But a subsequent 2003 report by the Amnesty International had observed the evidence that formed the basis for the UN decision remains unclear. The report further said China continues to make little distinction between the Uighurs involved in peaceful or violent nationalist activities, branding them as ‘separatists’ or ëterrorists’.
According to some sources in Islamabad, the Chinese militants were extradited despite opposition by the Amnesty International. In March 2009, Tim Parritt, Deputy Director of the Amnesty International’s Asia-Pacific Programme, had observed that whatever these EMIT militants were accused of, the risks posed to them were extremely grave, if forcibly returned to China.
He had maintained that under the international law, states were obliged not to expel, return or extradite any person to a country where they risk torture or other ill-treatment. However, the Pakistani authorities insist that all those who had been extradited to Beijing were involved in terrorist activities both in China and in Pakistan and had also developed links with al-Qaeda network in the tribal areas of Pakistan.
They said the fact that the ETIM militants had extended their network of terrorist activities to Pakistan was evident from a threat they had conveyed to the Chinese Embassy in Islamabad, saying they intended to kidnap Chinese diplomats and consular officers stationed in the Pakistani federal capital with a view to highlighting their cause.

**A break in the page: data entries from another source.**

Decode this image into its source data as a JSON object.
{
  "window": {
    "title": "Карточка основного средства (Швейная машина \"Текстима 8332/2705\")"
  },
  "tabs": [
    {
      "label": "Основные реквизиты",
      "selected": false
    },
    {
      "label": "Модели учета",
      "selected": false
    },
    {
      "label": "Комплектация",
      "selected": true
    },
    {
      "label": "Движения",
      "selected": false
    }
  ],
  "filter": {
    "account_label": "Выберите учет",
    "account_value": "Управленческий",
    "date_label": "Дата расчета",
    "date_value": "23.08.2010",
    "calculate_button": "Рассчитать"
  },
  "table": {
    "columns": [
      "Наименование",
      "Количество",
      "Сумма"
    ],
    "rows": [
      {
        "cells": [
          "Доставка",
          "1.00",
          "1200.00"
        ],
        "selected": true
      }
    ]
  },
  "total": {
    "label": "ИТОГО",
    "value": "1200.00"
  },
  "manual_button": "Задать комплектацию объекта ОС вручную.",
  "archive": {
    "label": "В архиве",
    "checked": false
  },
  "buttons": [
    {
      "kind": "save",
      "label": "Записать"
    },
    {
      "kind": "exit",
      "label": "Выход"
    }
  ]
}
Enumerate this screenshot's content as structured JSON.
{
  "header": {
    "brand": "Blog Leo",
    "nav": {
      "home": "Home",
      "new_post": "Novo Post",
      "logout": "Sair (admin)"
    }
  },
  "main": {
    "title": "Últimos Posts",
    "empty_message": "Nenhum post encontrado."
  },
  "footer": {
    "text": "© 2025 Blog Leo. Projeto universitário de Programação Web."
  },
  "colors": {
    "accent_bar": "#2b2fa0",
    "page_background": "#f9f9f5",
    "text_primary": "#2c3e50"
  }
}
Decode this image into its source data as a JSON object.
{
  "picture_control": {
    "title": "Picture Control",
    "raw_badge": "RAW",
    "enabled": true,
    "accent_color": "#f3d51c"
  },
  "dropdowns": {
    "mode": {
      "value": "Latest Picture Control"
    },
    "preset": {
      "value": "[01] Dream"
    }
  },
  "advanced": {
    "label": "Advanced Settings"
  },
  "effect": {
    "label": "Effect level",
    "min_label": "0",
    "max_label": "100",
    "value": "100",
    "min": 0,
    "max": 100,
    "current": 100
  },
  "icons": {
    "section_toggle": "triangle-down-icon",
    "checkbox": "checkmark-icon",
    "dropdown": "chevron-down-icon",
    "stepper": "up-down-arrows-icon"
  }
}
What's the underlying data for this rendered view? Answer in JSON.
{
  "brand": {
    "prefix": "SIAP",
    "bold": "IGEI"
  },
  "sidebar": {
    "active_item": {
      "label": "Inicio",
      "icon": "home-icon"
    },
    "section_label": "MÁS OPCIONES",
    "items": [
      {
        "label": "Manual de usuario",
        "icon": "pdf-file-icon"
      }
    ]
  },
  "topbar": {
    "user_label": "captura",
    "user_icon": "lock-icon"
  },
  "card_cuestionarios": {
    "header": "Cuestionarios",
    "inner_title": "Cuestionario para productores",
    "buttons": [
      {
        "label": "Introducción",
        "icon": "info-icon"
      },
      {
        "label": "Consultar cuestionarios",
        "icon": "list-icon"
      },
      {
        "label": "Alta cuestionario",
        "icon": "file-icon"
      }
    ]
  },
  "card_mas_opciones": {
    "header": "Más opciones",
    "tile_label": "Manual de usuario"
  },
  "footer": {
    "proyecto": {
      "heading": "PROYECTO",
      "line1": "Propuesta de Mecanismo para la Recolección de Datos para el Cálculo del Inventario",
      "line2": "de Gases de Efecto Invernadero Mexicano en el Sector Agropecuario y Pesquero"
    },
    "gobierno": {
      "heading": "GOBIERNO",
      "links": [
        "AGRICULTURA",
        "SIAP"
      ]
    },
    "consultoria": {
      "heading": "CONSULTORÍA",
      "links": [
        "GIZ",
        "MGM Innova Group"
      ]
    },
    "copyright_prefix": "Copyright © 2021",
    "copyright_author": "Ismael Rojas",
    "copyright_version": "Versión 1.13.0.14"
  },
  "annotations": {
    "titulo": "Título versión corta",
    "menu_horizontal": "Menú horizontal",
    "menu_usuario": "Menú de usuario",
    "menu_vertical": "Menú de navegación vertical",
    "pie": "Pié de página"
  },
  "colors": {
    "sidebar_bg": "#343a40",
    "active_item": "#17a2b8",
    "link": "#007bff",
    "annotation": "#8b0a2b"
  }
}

The Chinese mission subsequently informed the Pakistani authorities in a letter that some members of the ETIM had already reached Islamabad and planned to kidnap their staffers from the federal capital.
The letter reportedly pointed out that terrorist groups located in Pakistan, including al-Qaeda, had been providing support to the ETIM activists for the likely kidnappings. Subsequent investigations had established that the anonymous threat was issued by none other than the East Turkistan Islamic Movement and that the would-be kidnappers had first travelled to Jalalabad in Afghanistan to finalise their plans. (The News, 6 June 2009)